While sports photography might have been the biggest interest of Sparks' career, it was not the only one. In his newspaper career, Sparks shot pictures of all manner of people and places — such as George Bush speaking in Morgantown, and Ronald Reagan attending the 1982 World's Fair in Knoxville, Tennessee.
With Sparks' interest in sports photography came plenty of opportunities to encounter star athletes as well. NFL Hall of Famer and Marion County's own Frank "Gunner" Gatski, former MLB commissioner Pete Rozelle, O.J. Simpson, Joe Namath, Roger Staubach and Pirates legend Bill Mazeroski all were in the sights of Sparks' lens throughout his career.
"That’s the beauty of photography," Sparks said. "It takes you to places that normal people wouldn’t get to go, and get to meet all kinds of people that most people wouldn’t get to meet because of your ability to be there, be close to them as a journalist.”
In all his travels across West Virginia and beyond, one of his most vivid memories came in a moment where his ability — the ability to capture a moment — was of paramount importance. Not just for tomorrow's news, but as an entry in a dark chapter of the United States' history.

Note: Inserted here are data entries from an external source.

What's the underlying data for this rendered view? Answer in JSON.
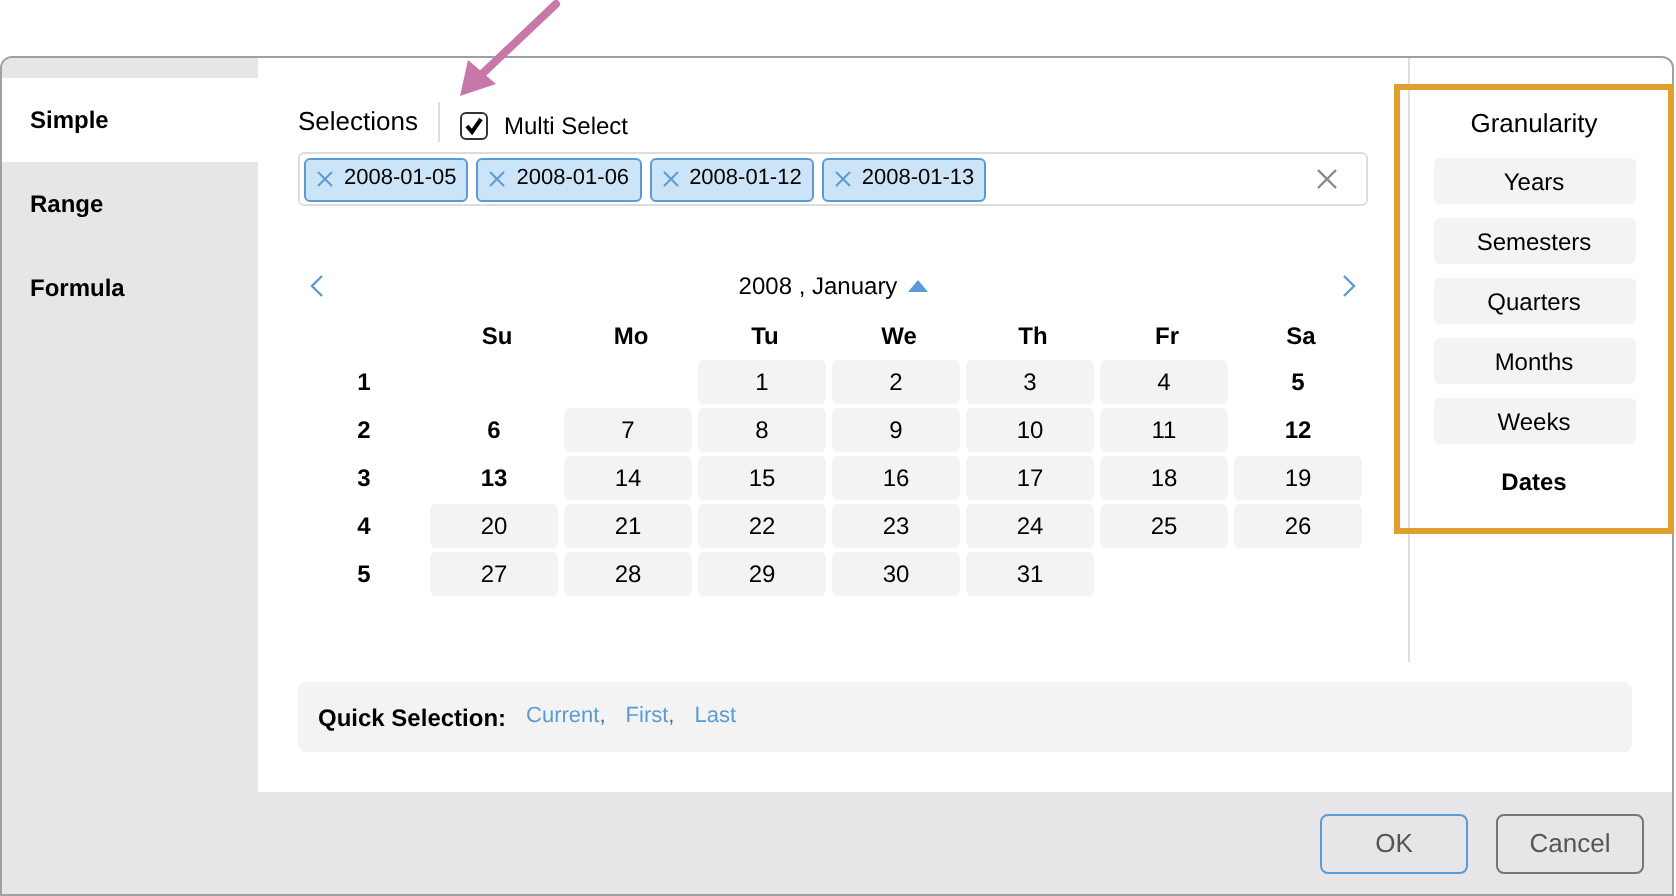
{
  "tabs": [
    {
      "label": "Simple",
      "selected": true
    },
    {
      "label": "Range",
      "selected": false
    },
    {
      "label": "Formula",
      "selected": false
    }
  ],
  "selections": {
    "label": "Selections",
    "multi_select": {
      "label": "Multi Select",
      "checked": true
    },
    "tags": [
      "2008-01-05",
      "2008-01-06",
      "2008-01-12",
      "2008-01-13"
    ]
  },
  "calendar": {
    "title": "2008 , January",
    "weekdays": [
      "Su",
      "Mo",
      "Tu",
      "We",
      "Th",
      "Fr",
      "Sa"
    ],
    "weeks": [
      {
        "number": "1",
        "days": [
          {
            "kind": "blank"
          },
          {
            "kind": "blank"
          },
          {
            "kind": "day",
            "label": "1",
            "selected": false
          },
          {
            "kind": "day",
            "label": "2",
            "selected": false
          },
          {
            "kind": "day",
            "label": "3",
            "selected": false
          },
          {
            "kind": "day",
            "label": "4",
            "selected": false
          },
          {
            "kind": "day",
            "label": "5",
            "selected": true
          }
        ]
      },
      {
        "number": "2",
        "days": [
          {
            "kind": "day",
            "label": "6",
            "selected": true
          },
          {
            "kind": "day",
            "label": "7",
            "selected": false
          },
          {
            "kind": "day",
            "label": "8",
            "selected": false
          },
          {
            "kind": "day",
            "label": "9",
            "selected": false
          },
          {
            "kind": "day",
            "label": "10",
            "selected": false
          },
          {
            "kind": "day",
            "label": "11",
            "selected": false
          },
          {
            "kind": "day",
            "label": "12",
            "selected": true
          }
        ]
      },
      {
        "number": "3",
        "days": [
          {
            "kind": "day",
            "label": "13",
            "selected": true
          },
          {
            "kind": "day",
            "label": "14",
            "selected": false
          },
          {
            "kind": "day",
            "label": "15",
            "selected": false
          },
          {
            "kind": "day",
            "label": "16",
            "selected": false
          },
          {
            "kind": "day",
            "label": "17",
            "selected": false
          },
          {
            "kind": "day",
            "label": "18",
            "selected": false
          },
          {
            "kind": "day",
            "label": "19",
            "selected": false
          }
        ]
      },
      {
        "number": "4",
        "days": [
          {
            "kind": "day",
            "label": "20",
            "selected": false
          },
          {
            "kind": "day",
            "label": "21",
            "selected": false
          },
          {
            "kind": "day",
            "label": "22",
            "selected": false
          },
          {
            "kind": "day",
            "label": "23",
            "selected": false
          },
          {
            "kind": "day",
            "label": "24",
            "selected": false
          },
          {
            "kind": "day",
            "label": "25",
            "selected": false
          },
          {
            "kind": "day",
            "label": "26",
            "selected": false
          }
        ]
      },
      {
        "number": "5",
        "days": [
          {
            "kind": "day",
            "label": "27",
            "selected": false
          },
          {
            "kind": "day",
            "label": "28",
            "selected": false
          },
          {
            "kind": "day",
            "label": "29",
            "selected": false
          },
          {
            "kind": "day",
            "label": "30",
            "selected": false
          },
          {
            "kind": "day",
            "label": "31",
            "selected": false
          },
          {
            "kind": "blank"
          },
          {
            "kind": "blank"
          }
        ]
      }
    ]
  },
  "quick_selection": {
    "label": "Quick Selection:",
    "links": [
      "Current",
      "First",
      "Last"
    ],
    "separator": ","
  },
  "granularity": {
    "title": "Granularity",
    "options": [
      {
        "label": "Years",
        "selected": false
      },
      {
        "label": "Semesters",
        "selected": false
      },
      {
        "label": "Quarters",
        "selected": false
      },
      {
        "label": "Months",
        "selected": false
      },
      {
        "label": "Weeks",
        "selected": false
      },
      {
        "label": "Dates",
        "selected": true
      }
    ]
  },
  "buttons": [
    "OK",
    "Cancel"
  ]
}
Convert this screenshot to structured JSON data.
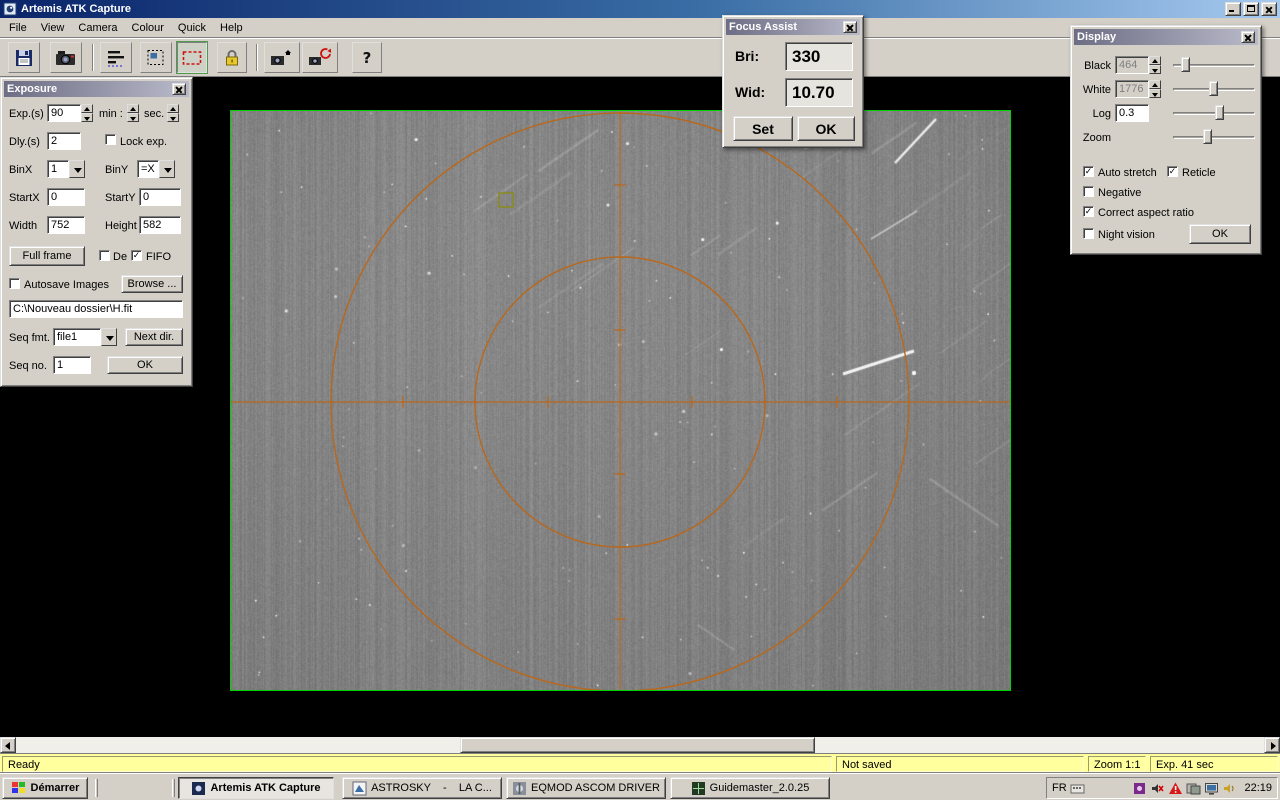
{
  "titlebar": {
    "title": "Artemis ATK Capture"
  },
  "menu": {
    "items": [
      "File",
      "View",
      "Camera",
      "Colour",
      "Quick",
      "Help"
    ]
  },
  "toolbar": {
    "icons": [
      "save",
      "camera-connect",
      "levels",
      "select-area",
      "subframe-toggle",
      "lock",
      "loop-capture",
      "loop-refresh",
      "help"
    ],
    "help_glyph": "?"
  },
  "exposure": {
    "title": "Exposure",
    "exp_label": "Exp.(s)",
    "exp_value": "90",
    "min_label": "min :",
    "sec_label": "sec.",
    "dly_label": "Dly.(s)",
    "dly_value": "2",
    "lock_exp_label": "Lock exp.",
    "lock_exp_check": "",
    "binx_label": "BinX",
    "binx_value": "1",
    "biny_label": "BinY",
    "biny_value": "=X",
    "startx_label": "StartX",
    "startx_value": "0",
    "starty_label": "StartY",
    "starty_value": "0",
    "width_label": "Width",
    "width_value": "752",
    "height_label": "Height",
    "height_value": "582",
    "full_frame_label": "Full frame",
    "del_label": "De",
    "del_check": "",
    "fifo_label": "FIFO",
    "fifo_check": "✓",
    "autosave_label": "Autosave Images",
    "autosave_check": "",
    "browse_label": "Browse ...",
    "path_value": "C:\\Nouveau dossier\\H.fit",
    "seq_fmt_label": "Seq fmt.",
    "seq_fmt_value": "file1",
    "next_dir_label": "Next dir.",
    "seq_no_label": "Seq no.",
    "seq_no_value": "1",
    "ok_label": "OK"
  },
  "focus_assist": {
    "title": "Focus Assist",
    "bri_label": "Bri:",
    "bri_value": "330",
    "wid_label": "Wid:",
    "wid_value": "10.70",
    "set_label": "Set",
    "ok_label": "OK"
  },
  "display": {
    "title": "Display",
    "black_label": "Black",
    "black_value": "464",
    "white_label": "White",
    "white_value": "1776",
    "log_label": "Log",
    "log_value": "0.3",
    "zoom_label": "Zoom",
    "auto_stretch_label": "Auto stretch",
    "auto_stretch_check": "✓",
    "reticle_label": "Reticle",
    "reticle_check": "✓",
    "negative_label": "Negative",
    "negative_check": "",
    "correct_aspect_label": "Correct aspect ratio",
    "correct_aspect_check": "✓",
    "night_vision_label": "Night vision",
    "night_vision_check": "",
    "ok_label": "OK"
  },
  "statusbar": {
    "ready": "Ready",
    "saved": "Not saved",
    "zoom": "Zoom 1:1",
    "exposure": "Exp. 41 sec"
  },
  "taskbar": {
    "start_label": "Démarrer",
    "tasks": [
      {
        "label": "Artemis ATK Capture"
      },
      {
        "label": "ASTROSKY    -    LA C..."
      },
      {
        "label": "EQMOD ASCOM DRIVER"
      },
      {
        "label": "Guidemaster_2.0.25"
      }
    ],
    "tray": {
      "language": "FR",
      "time": "22:19"
    }
  },
  "colors": {
    "reticle": "#b8681c",
    "image_border": "#00d400",
    "status_bg": "#ffff9e",
    "chrome": "#d4d0c8",
    "title_active_left": "#0a246a",
    "title_active_right": "#a6caf0"
  }
}
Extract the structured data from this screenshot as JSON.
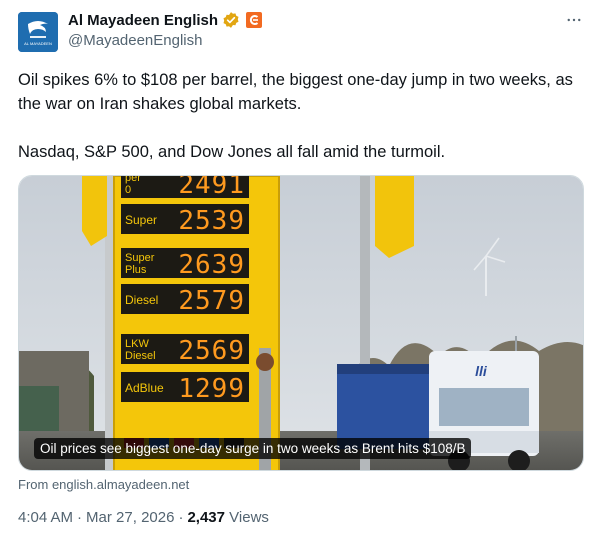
{
  "author": {
    "display_name": "Al Mayadeen English",
    "handle": "@MayadeenEnglish",
    "avatar_text": "AL MAYADEEN",
    "verified_icon": "gold-verified-badge-icon",
    "affiliate_icon": "orange-affiliate-logo-icon"
  },
  "tweet": {
    "paragraph1": "Oil spikes 6% to $108 per barrel, the biggest one-day jump in two weeks, as the war on Iran shakes global markets.",
    "paragraph2": "Nasdaq, S&P 500, and Dow Jones all fall amid the turmoil."
  },
  "card": {
    "caption": "Oil prices see biggest one-day surge in two weeks as Brent hits $108/B",
    "source": "From english.almayadeen.net",
    "sign": [
      {
        "label": "per\n0",
        "price": "2491"
      },
      {
        "label": "Super",
        "price": "2539"
      },
      {
        "label": "Super\nPlus",
        "price": "2639"
      },
      {
        "label": "Diesel",
        "price": "2579"
      },
      {
        "label": "LKW\nDiesel",
        "price": "2569"
      },
      {
        "label": "AdBlue",
        "price": "1299"
      }
    ],
    "truck_text": "lli"
  },
  "meta": {
    "time": "4:04 AM",
    "date": "Mar 27, 2026",
    "views_count": "2,437",
    "views_label": "Views",
    "separator": "·"
  },
  "colors": {
    "sign_yellow": "#f4c60a",
    "price_orange": "#ff9a1f",
    "brand_blue": "#1f6db0",
    "text_secondary": "#536471"
  }
}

“Within hours of [Flight 93] crashing in Shanksville, [Pennsylvania] I was dispatched there with a reporter to cover the events on 9/11," Sparks said. "To me, how do you make that a highlight of your career with the enormity of it, but the depth and the tragedy of it in itself, that’s where I look at it as me being privileged enough to cover that, one of our country’s most horrible moments. It was a privilege to be able to do that. I didn’t look at is fun or enjoyable, but it was my job to cover that as it hit that close to home, in Morgantown.
“It was an honor and a privilege to document what happened that day, the great heroes that were on that flight.”
With such a breadth of experiences, Sparks moved on from the news business later on in 2001, and became a contract photographer for WVU Athletics, a position he still holds today. He has captured a preponderance of big moments while shooting at every big game, BCS bowl, and NCAA Tournament game — including a Final Four appearance — for the Mountaineers.
While his photography keeps him as busy as ever, does Sparks ever want to go and take photos during his free time as well?
“Reminds me of a story that my minister told me as a young man," Sparks said. "His wife was saying ‘You come home from working all day, and I want to read scripture and do all these things together.’ And he goes ‘Well I read my Bible all day long. The last thing I want to do when I come home is read the Bible some more!' It kind of equates to that.”
Though he might not wake up and go to bed with a camera in his hand, Sparks still takes great pride in his photography. For the veteran shutterbug, each photo is the chance to show a person or place in a unique light.
“The whole idea is to interpret what you see," Sparks said. "And you can see things in a different way, and that’s always been my philosophy — show people, through your photography, something in a way that they’ve never seen. Show them in a way they’ve never looked at it. There’s always a fresh eye, a fresh way to look at things. That’s how I’ve always done everything. Find a different way to look at something."
And that is no more true than in sports, an arena where the greatness of a game, or even a player's entire career, can be captured in a snap.
“You’ve got to get the key moments of the game," Sparks said. "Anybody can go out there and shoot action. But get the key moments, the big plays, the big touchdown, the big home run, the big buzzer-beater to win the game — I call it the ‘it-factor.’ You either get it or you don’t. And you’ve got to go out with that mindset that you’re going to get everything that’s important. You’re going to miss. It’s like fishing, you’re not going to go out and catch all the fish, but I’m going to get my limit and then some.”